I was struck by this reading a week or so ago in Psalm 141.
“Set a guard over my mouth, Lord; keep watch over the door of my lips. Do not let my heart be drawn to what is evil so that I take part in wicked deeds along with those who are evildoers; do not let me eat their delicacies.”
Certainly it’s a prayer we all could pray. In fact, it sounds very much like Jesus’ model prayer: “deliver us from evil” (Matthew 6:13). With Satan described as a “roaring lion” looking to consume us, and knowing only God has the power to defeat him, it’s a prayer we should pray.
But how will God “keep watch over my lips” and keep us from being drawn to evil?
Perhaps it doesn’t matter . . . as long as He does it.
But David doesn’t leave it at that. He recognized that God acts not only on His own, but within community – the people of God looking out for God’s own. It’s their job. And so David continues his prayer in a way most of us wouldn’t: “Let a righteous man strike me—that is a kindness; let him rebuke me—that is oil on my head. My head will not refuse it . . .”
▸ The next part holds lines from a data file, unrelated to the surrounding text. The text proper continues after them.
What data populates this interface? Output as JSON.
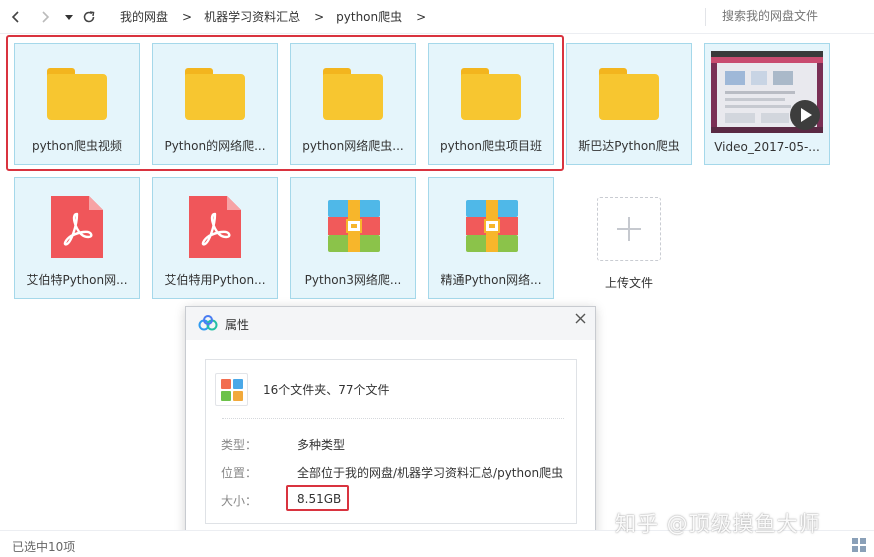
{
  "toolbar": {
    "back_icon": "chevron-left-icon",
    "forward_icon": "chevron-right-icon",
    "history_icon": "caret-down-icon",
    "refresh_icon": "refresh-icon",
    "breadcrumb": [
      "我的网盘",
      "机器学习资料汇总",
      "python爬虫"
    ],
    "search_placeholder": "搜索我的网盘文件"
  },
  "files": [
    {
      "name": "python爬虫视频",
      "type": "folder",
      "selected": true
    },
    {
      "name": "Python的网络爬...",
      "type": "folder",
      "selected": true
    },
    {
      "name": "python网络爬虫...",
      "type": "folder",
      "selected": true
    },
    {
      "name": "python爬虫项目班",
      "type": "folder",
      "selected": true
    },
    {
      "name": "斯巴达Python爬虫",
      "type": "folder",
      "selected": true
    },
    {
      "name": "Video_2017-05-...",
      "type": "video",
      "selected": true
    },
    {
      "name": "艾伯特Python网...",
      "type": "pdf",
      "selected": true
    },
    {
      "name": "艾伯特用Python...",
      "type": "pdf",
      "selected": true
    },
    {
      "name": "Python3网络爬...",
      "type": "archive",
      "selected": true
    },
    {
      "name": "精通Python网络...",
      "type": "archive",
      "selected": true
    }
  ],
  "upload": {
    "label": "上传文件",
    "icon": "plus-icon"
  },
  "status": {
    "selected_text": "已选中10项",
    "view_icon": "grid-view-icon"
  },
  "dialog": {
    "title": "属性",
    "logo_icon": "baidu-cloud-icon",
    "close_icon": "close-icon",
    "summary": "16个文件夹、77个文件",
    "rows": [
      {
        "label": "类型：",
        "value": "多种类型"
      },
      {
        "label": "位置：",
        "value": "全部位于我的网盘/机器学习资料汇总/python爬虫"
      },
      {
        "label": "大小：",
        "value": "8.51GB"
      }
    ]
  },
  "watermark": "知乎 @顶级摸鱼大师",
  "colors": {
    "selection_bg": "#e5f5fb",
    "selection_border": "#a5d8ea",
    "highlight_red": "#d9333f",
    "folder_yellow": "#f7c630",
    "pdf_red": "#f0565a"
  }
}
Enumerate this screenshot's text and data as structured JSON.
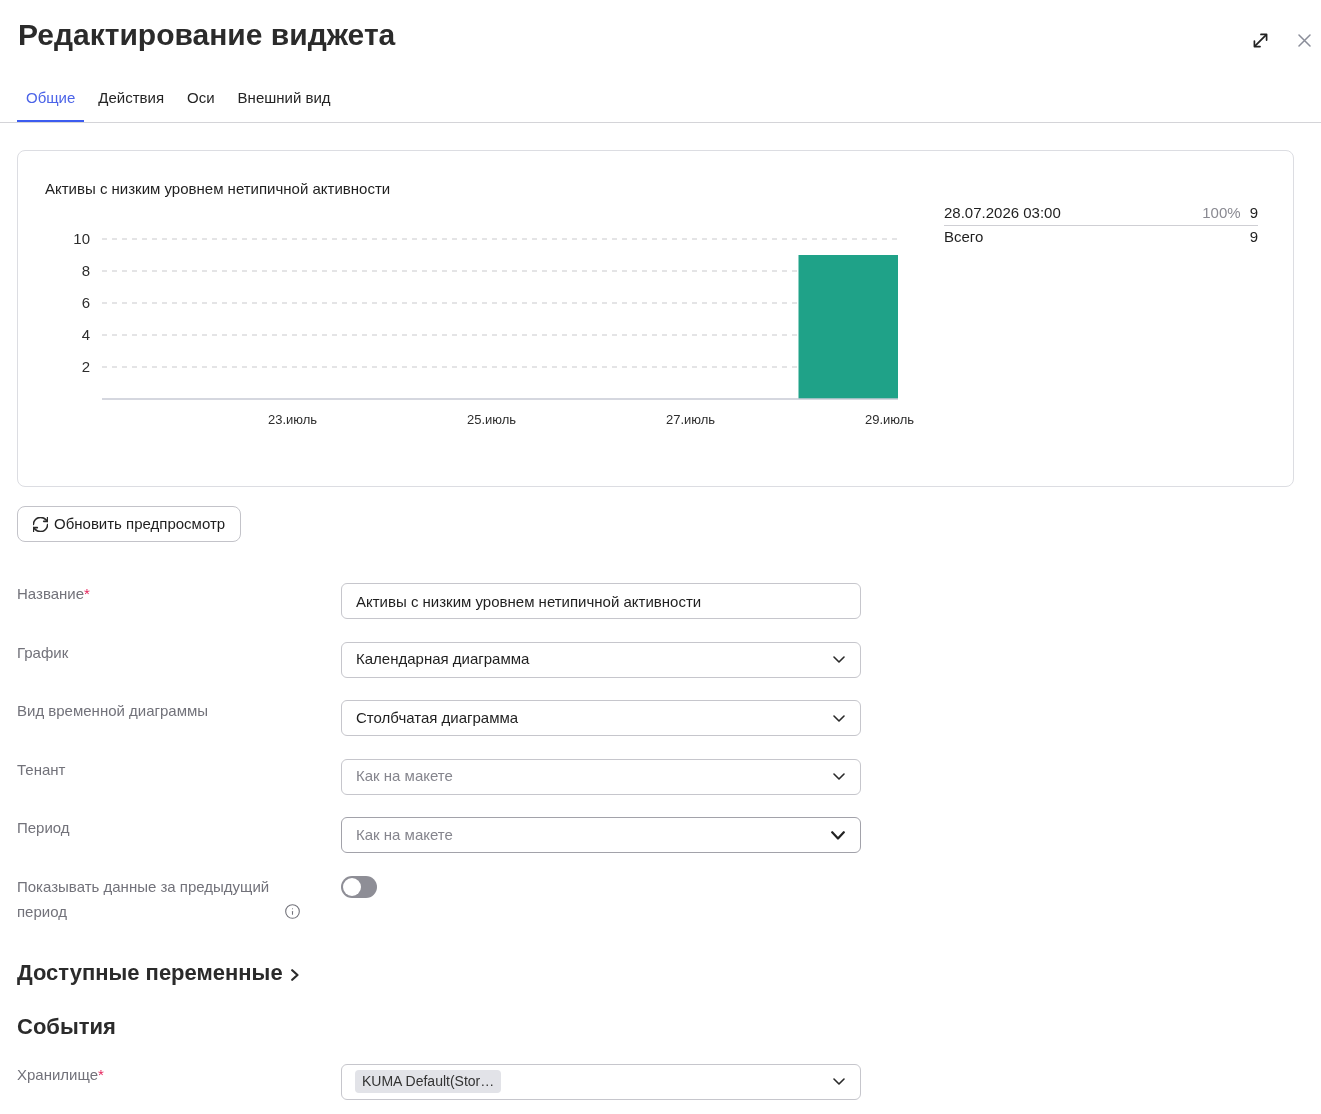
{
  "window": {
    "title": "Редактирование виджета"
  },
  "tabs": [
    {
      "label": "Общие",
      "selected": true
    },
    {
      "label": "Действия",
      "selected": false
    },
    {
      "label": "Оси",
      "selected": false
    },
    {
      "label": "Внешний вид",
      "selected": false
    }
  ],
  "preview": {
    "chart_data": {
      "type": "bar",
      "title": "Активы с низким уровнем нетипичной активности",
      "x": [
        28.625
      ],
      "values": [
        9
      ],
      "xlim": [
        21.125,
        29.125
      ],
      "ylim": [
        0,
        10
      ],
      "xticks": [
        {
          "value": 23,
          "label": "23.июль"
        },
        {
          "value": 25,
          "label": "25.июль"
        },
        {
          "value": 27,
          "label": "27.июль"
        },
        {
          "value": 29,
          "label": "29.июль"
        }
      ],
      "yticks": [
        2,
        4,
        6,
        8,
        10
      ],
      "grid": true
    },
    "legend": {
      "rows": [
        {
          "label": "28.07.2026 03:00",
          "percent": "100%",
          "value": "9"
        }
      ],
      "total": {
        "label": "Всего",
        "value": "9"
      }
    }
  },
  "refresh_button": {
    "label": "Обновить предпросмотр"
  },
  "fields": [
    {
      "kind": "text",
      "label": "Название",
      "required_mark": "*",
      "value": "Активы с низким уровнем нетипичной активности"
    },
    {
      "kind": "select",
      "label": "График",
      "value": "Календарная диаграмма",
      "hovered": false
    },
    {
      "kind": "select",
      "label": "Вид временной диаграммы",
      "value": "Столбчатая диаграмма",
      "hovered": false
    },
    {
      "kind": "select",
      "label": "Тенант",
      "placeholder": "Как на макете",
      "hovered": false
    },
    {
      "kind": "select",
      "label": "Период",
      "placeholder": "Как на макете",
      "hovered": true
    },
    {
      "kind": "toggle",
      "label": "Показывать данные за предыдущий период",
      "info": true,
      "on": false
    }
  ],
  "sections": [
    {
      "kind": "collapsible",
      "title": "Доступные переменные",
      "expanded": false
    },
    {
      "kind": "group",
      "title": "События",
      "fields": [
        {
          "kind": "tags",
          "label": "Хранилище",
          "required_mark": "*",
          "tags": [
            "KUMA Default(Stor…"
          ],
          "hovered": false
        }
      ]
    }
  ]
}
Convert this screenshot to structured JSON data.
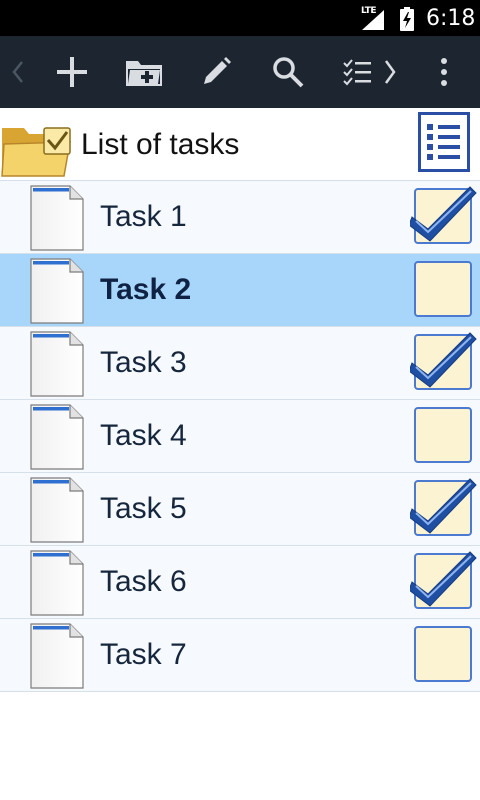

We’re not wild about communal shepherding . . . are we? We don’t favor being corrected by others. And yet, when David was on the receiving end, he considered it blessing – direction from the Lord. Solomon put it like this: “Whoever disregards discipline comes to poverty and shame, but whoever heeds correction is honored” (Proverbs 13:18). It’s not the way of the world, but who wants to follow where the world is headed?